The Defense Information Systems Agency’s (DISA) three-tiered plan for DoD cloud computing and security took center stage at the Advanced Technology Academic Research Center (ATARC) Federal Cloud Computing Summit held July 26 at the Washington Marriott at Metro Center located in the District of Columbia.
The three tiers — traditional computing, on-premise private cloud, and off-premise commercial cloud offerings — as well as the need for secure hosting environments, were explained by John Hale, ?chief of DISA’s Cloud Portfolio in the Services Development Directorate.
The DISA Cloud Portfolio was tasked with a two-fold mission, said Hale: to move as much to the cloud as possible and to provide cost savings to the DoD.
Since October 2015, Hale’s office has been looking at cloud practices across the entire department and discovered there were a lot of disparate activities. His office has been working through policy and security issues to determine how DISA can best facilitate secure and efficient cloud capability at the enterprise level.
“Our budget looks like everyone else’s in the department,” said Hale. “It continues to shrink, so we have to facilitate cost savings, and reduce overhead for the entire department.”
Traditional Data Centers
The first pillar in the plan rises from traditional computing and data centers. According to Hale, no matter what direction computing takes the department, there are workloads that exist today that will always require hardware to function. Modernizing the current hardware inventory is slowed by budget constraints, but the mission must continue.
“We will continue to operate several traditional data centers,” said Hale.
On-Premise Private Cloud
Honing in on the department’s goal of moving as much as possible to the cloud, and securing its most sensitive data in an on-premise private cloud is the premise of the second pillar. The DoD Cloud Computing Security Requirements Guide (CC SRG) outlines the security model by which DoD will leverage cloud computing along with the security controls and requirements necessary for using cloud-based solutions. The on-premise private cloud will serve mission partners whose information and data are categorized within data impact levels 5 and 6 , encompassing unclassified National Security Systems (NSSs) and classified national security information.
“There are certain workloads we’ve identified as needing to be ‘on our concrete’ from a data ownership and data management perspective,” said Hale. “The best example of a use case scenario for on-premise private cloud is nuclear command and control. We’re simply not going to run those capabilities out of an off-premise commercial cloud environment.”
To help facilitate this capability, DoD recently released the request for proposal for the milCloud 2.0 contract. The contract will bring commercial cloud providers on-premise to deliver rapidly evolving cloud capabilities from the DoD Information Network.
Off-Premise Commercial Cloud Services
The final pillar, which Hale suggests offers the department the most efficiency and cost savings, is off-premise commercial cloud service which can support data at impact levels 2 through 5, as outlined in the CC SRG. With this cloud solution, DISA will provide the Secure Cloud Computing Architecture (SCCA), a set of solutions which facilitate safely and securely moving mission owner’s workloads to a commercial cloud provider.

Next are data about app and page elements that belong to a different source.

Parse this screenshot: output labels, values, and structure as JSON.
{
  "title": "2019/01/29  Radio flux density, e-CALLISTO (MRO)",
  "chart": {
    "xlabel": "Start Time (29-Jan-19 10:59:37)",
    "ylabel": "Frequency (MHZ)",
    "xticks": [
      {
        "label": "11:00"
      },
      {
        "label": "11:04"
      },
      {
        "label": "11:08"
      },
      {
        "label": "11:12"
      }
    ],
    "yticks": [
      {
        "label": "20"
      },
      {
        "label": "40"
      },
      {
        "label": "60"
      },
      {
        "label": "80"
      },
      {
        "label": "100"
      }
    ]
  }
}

According to Hale, after talking with mission partners, one of their chief reasons for not widely adopting commercial cloud today is because the security posture of moving things to the cloud is seemingly difficult to manage. The Cloud Portfolio Office evaluated those concerns, coming up with a common set of shared services every mission partner needs to run workloads in commercial cloud environments.

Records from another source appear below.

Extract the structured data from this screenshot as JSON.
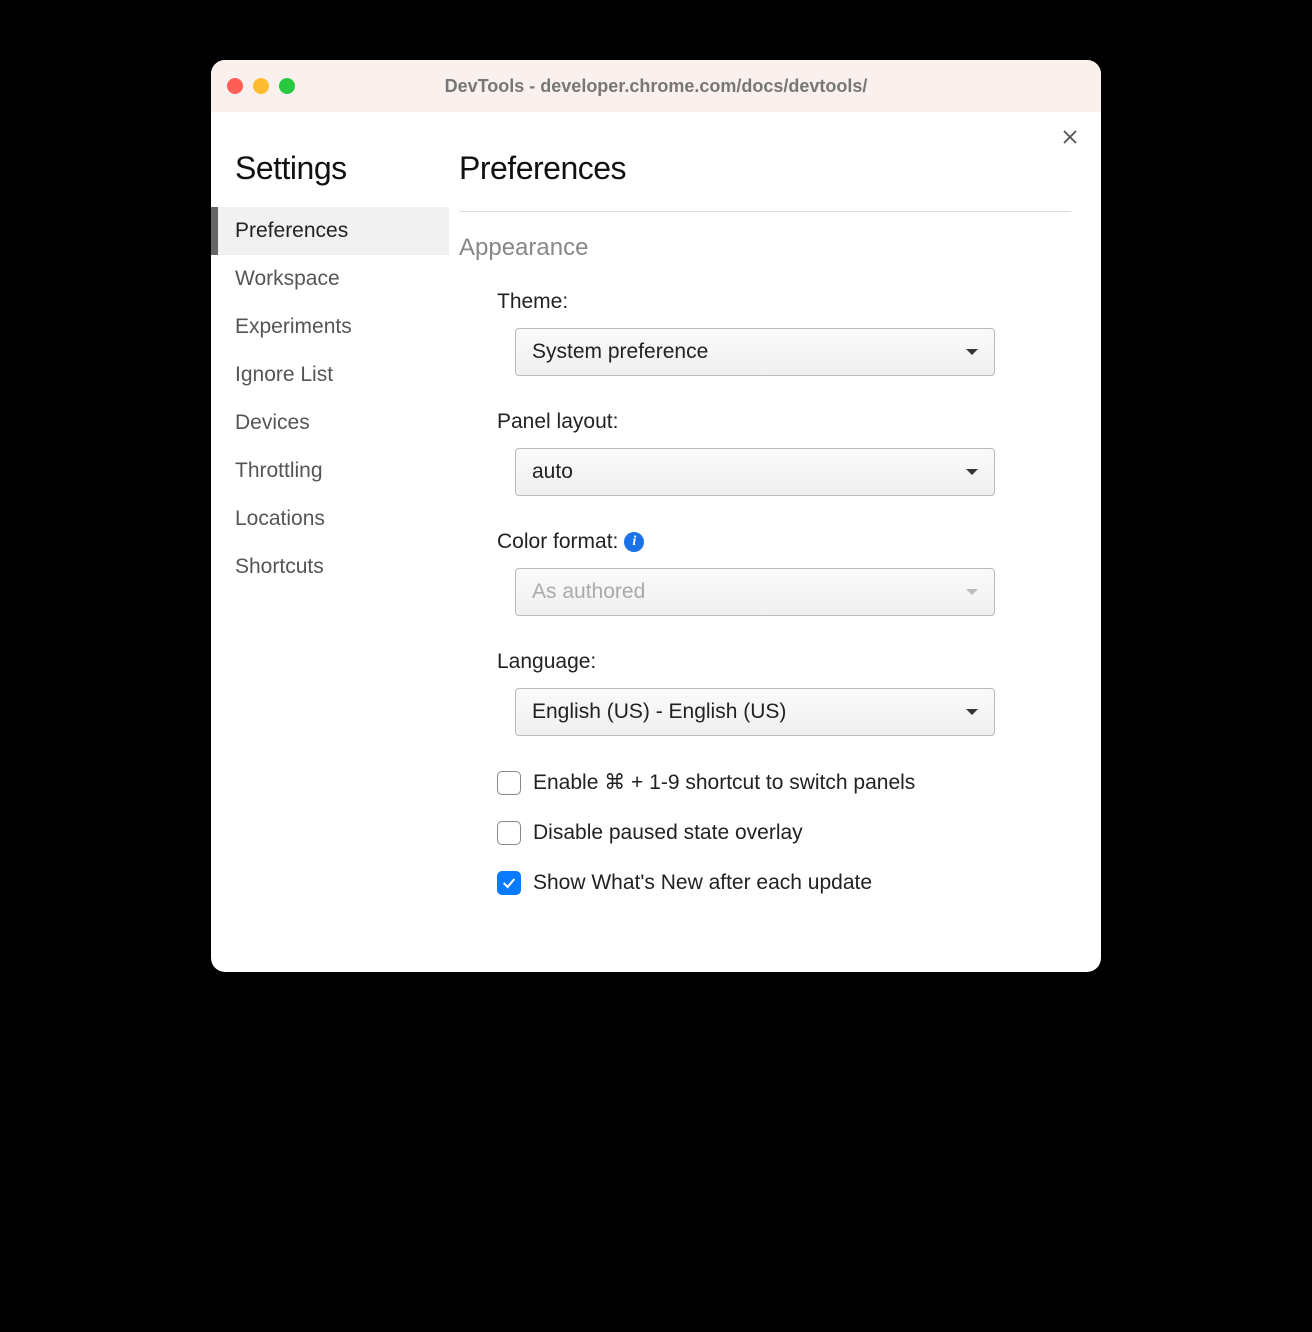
{
  "titlebar": {
    "title": "DevTools - developer.chrome.com/docs/devtools/"
  },
  "sidebar": {
    "title": "Settings",
    "items": [
      {
        "label": "Preferences",
        "selected": true
      },
      {
        "label": "Workspace",
        "selected": false
      },
      {
        "label": "Experiments",
        "selected": false
      },
      {
        "label": "Ignore List",
        "selected": false
      },
      {
        "label": "Devices",
        "selected": false
      },
      {
        "label": "Throttling",
        "selected": false
      },
      {
        "label": "Locations",
        "selected": false
      },
      {
        "label": "Shortcuts",
        "selected": false
      }
    ]
  },
  "main": {
    "title": "Preferences",
    "section": "Appearance",
    "theme": {
      "label": "Theme:",
      "value": "System preference"
    },
    "panel_layout": {
      "label": "Panel layout:",
      "value": "auto"
    },
    "color_format": {
      "label": "Color format:",
      "value": "As authored",
      "disabled": true,
      "has_info": true
    },
    "language": {
      "label": "Language:",
      "value": "English (US) - English (US)"
    },
    "checkboxes": [
      {
        "label": "Enable ⌘ + 1-9 shortcut to switch panels",
        "checked": false
      },
      {
        "label": "Disable paused state overlay",
        "checked": false
      },
      {
        "label": "Show What's New after each update",
        "checked": true
      }
    ]
  }
}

“We will have a management stack that allows mission partners to manage their virtual data centers in the cloud,” said Hale. “Securing credentials and maintaining key management and control is paramount; therefore, we will also offer a Trusted Cloud Credential Manager (TCCM) service, which allows us to control the credentials.”
Responding to the Demand Signal
Taking the right steps now to facilitate cost savings and the move of as much data into the cloud as possible are the hallmarks of the Cloud Portfolio and Hale said that commercial cloud providers are key mission partners to help the department reach its goals.
Hale said that moving to the cloud is not just a goal, but an imperative as we usher a younger generation into the information technology (IT) and cyber workforce.
“The big question everyone asks is, ‘Why is DOD so focused on moving everything to the cloud?’” said Hale.
There is an “unbelievable” and growing demand for instant, in-hand, anytime-they-want-it capability by the mission partner user base, according to Hale. He says the younger generation entering DOD’s workforce has never known a world where the internet, technology, and information is not held in their hand and accessible 24/7.
With mobile everything, mobile now, instant on, and instant capability, he says everything the agency is doing from a cloud computing perspective is geared toward facilitating the demand signal and information sharing our mission partners need. “As those folks move into our workforce, that’s what they’re expecting,” said Hale. “If we don’t give it to them, they’re going to go somewhere else and get it. If they do that, we lose control over the information.”